Abstract Rating (High/Medium/Low/None): None
There was no way this would get onto the abstract list - a standard, generic looking straight-to-video slasher as a killer prowling around an abandoned house. What you see is all it has, entertaining for me, but not odd, atmospheric in an oneiric way or ending up with a random pie fight taking place like a Boardinghouse (1982).
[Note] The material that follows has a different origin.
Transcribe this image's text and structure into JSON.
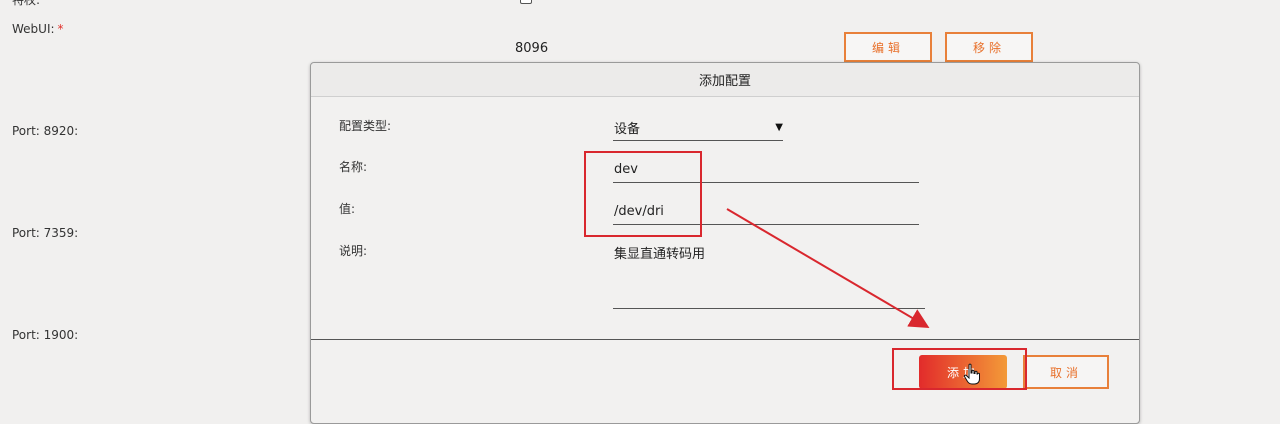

I'm having an epiphany with slashers. Once my least favourite film genre with biopics; now I just despise biopics the most. Most of it was an apparent sense of creative stuntedness with the subgenre, a lack of imagination. Now, its still not a creative subgenre at times, but I can find fun in a Final Stab because they still have individual quirks between them of their own. With the help of a podcast called The Hysteria Continues, I can see how idiosyncratic and peculiar to each other these films can be, like one punk song to another, and just have to watch more of them. Some might raise an eyebrow with me beginning with a Final Stab, but to find entertainment in it, and not feel like I wasted a night's viewing, means more in that it proves I can now like the maligned subgenre in its less-than-well regarded places as well as its highs, and far from dismissing Final Stab, I repeat myself again and say that this is still above many other films in quality and entertainment, worth praising in itself.